Even though geographically Canada is half a world away from Ukraine, Canada is home to one of the largest Ukrainian diaspora communities in the world, at about 1.4 million people. In Montreal, there are over ten Ukrainian Greek-Catholic and Orthodox parishes and we invited them to the event.

A few days before the procession we received some complaints from the Ukrainian community raising concerns on including a Russian composer’s work among the hymns. This request echoed the cancellation of a young Russian pianist, Alexander Malofeev, scheduled to play with the Montreal Symphony Orchestra, a controversial decision, as the young musician had spoken out publicly against the war. And an ironic twist for a multicultural society that militates against any form of ethnophobia.

When similar concerns were raised with the 13th station of the Way of the Cross at the Colosseum, we understood that we should not be distracted by political nor cultural positions,but remain focussed on the original proposal of the gesture: a profound religious act keeping memory of the Passion of our Lord, offering the sufferings of the whole world.

Nevertheless, the dialogue we had gave way to another encounter: that of facing the profound invisible wounds provoked by the abominable violence of war.

To everyone’s surprise, on Good Friday, not one, but three Ukrainian priests, accompanied by members of their congregations, joined us in the Via Crucis, which Archbishop Christian Lépine, of Montreal graciously accepted to lead again. All three of the priests carried the cross through the streets of Old Montreal, from the historic Chapel of Notre-Dame-de-Bon-Secours to the Notre-Dame Basilica, followed by Saint Patrick Basilica, the Jesuit Church of the Gesù, then passing through Place Ville Marie to arrive three and a half hours later at Mary Queen of the World Cathedral.

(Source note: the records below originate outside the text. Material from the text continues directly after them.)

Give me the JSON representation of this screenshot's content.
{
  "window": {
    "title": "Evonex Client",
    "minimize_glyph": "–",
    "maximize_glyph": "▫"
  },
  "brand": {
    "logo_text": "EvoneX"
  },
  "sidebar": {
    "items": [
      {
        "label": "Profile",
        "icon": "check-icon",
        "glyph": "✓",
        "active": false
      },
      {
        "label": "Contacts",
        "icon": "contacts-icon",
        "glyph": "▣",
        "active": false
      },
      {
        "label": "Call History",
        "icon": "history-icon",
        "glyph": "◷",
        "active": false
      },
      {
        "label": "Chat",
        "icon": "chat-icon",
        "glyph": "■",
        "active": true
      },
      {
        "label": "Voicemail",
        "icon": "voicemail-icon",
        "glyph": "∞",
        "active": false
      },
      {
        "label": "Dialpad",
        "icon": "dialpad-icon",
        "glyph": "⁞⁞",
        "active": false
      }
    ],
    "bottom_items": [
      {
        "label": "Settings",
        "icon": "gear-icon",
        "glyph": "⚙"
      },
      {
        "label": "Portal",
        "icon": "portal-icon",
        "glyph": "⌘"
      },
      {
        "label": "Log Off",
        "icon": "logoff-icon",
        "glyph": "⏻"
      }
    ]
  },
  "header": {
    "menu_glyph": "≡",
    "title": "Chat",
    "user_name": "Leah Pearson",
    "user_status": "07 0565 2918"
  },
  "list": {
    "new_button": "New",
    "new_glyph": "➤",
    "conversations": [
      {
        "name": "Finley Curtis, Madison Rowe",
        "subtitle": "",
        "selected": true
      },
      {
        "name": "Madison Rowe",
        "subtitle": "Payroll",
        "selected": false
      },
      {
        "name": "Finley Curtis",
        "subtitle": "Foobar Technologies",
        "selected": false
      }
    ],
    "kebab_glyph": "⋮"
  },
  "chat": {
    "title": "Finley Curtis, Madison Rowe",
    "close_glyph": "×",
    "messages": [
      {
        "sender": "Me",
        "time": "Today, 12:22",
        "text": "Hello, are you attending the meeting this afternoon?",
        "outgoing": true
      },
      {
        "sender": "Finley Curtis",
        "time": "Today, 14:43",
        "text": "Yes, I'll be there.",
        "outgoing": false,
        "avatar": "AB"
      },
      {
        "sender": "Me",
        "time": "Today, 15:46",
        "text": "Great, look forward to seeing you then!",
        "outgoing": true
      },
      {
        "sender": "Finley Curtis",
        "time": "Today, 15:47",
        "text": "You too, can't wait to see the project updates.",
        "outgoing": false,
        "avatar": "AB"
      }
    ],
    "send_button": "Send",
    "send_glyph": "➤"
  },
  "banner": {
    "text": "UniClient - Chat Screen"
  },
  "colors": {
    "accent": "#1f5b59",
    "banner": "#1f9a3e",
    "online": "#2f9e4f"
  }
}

When the choir performed Stradalna Maty in Ukrainian in the iconic Notre-Dame Basilica, the Ukrainian community stood up in total reverence. At the following station, at Saint Patrick Basilica, as the choir sang Bogoroditse Devo in Russian they stood up once again with the same reverence. This gesture spoke louder than words; it was an encounter with steadfast, unwavering faith. A faith that recognized that prayer – true conversation with God – transgresses language, national or political barriers.
In Mgr Lépine’s words, “Love is stronger than death, love is stronger than suffering, love is stronger than evil”.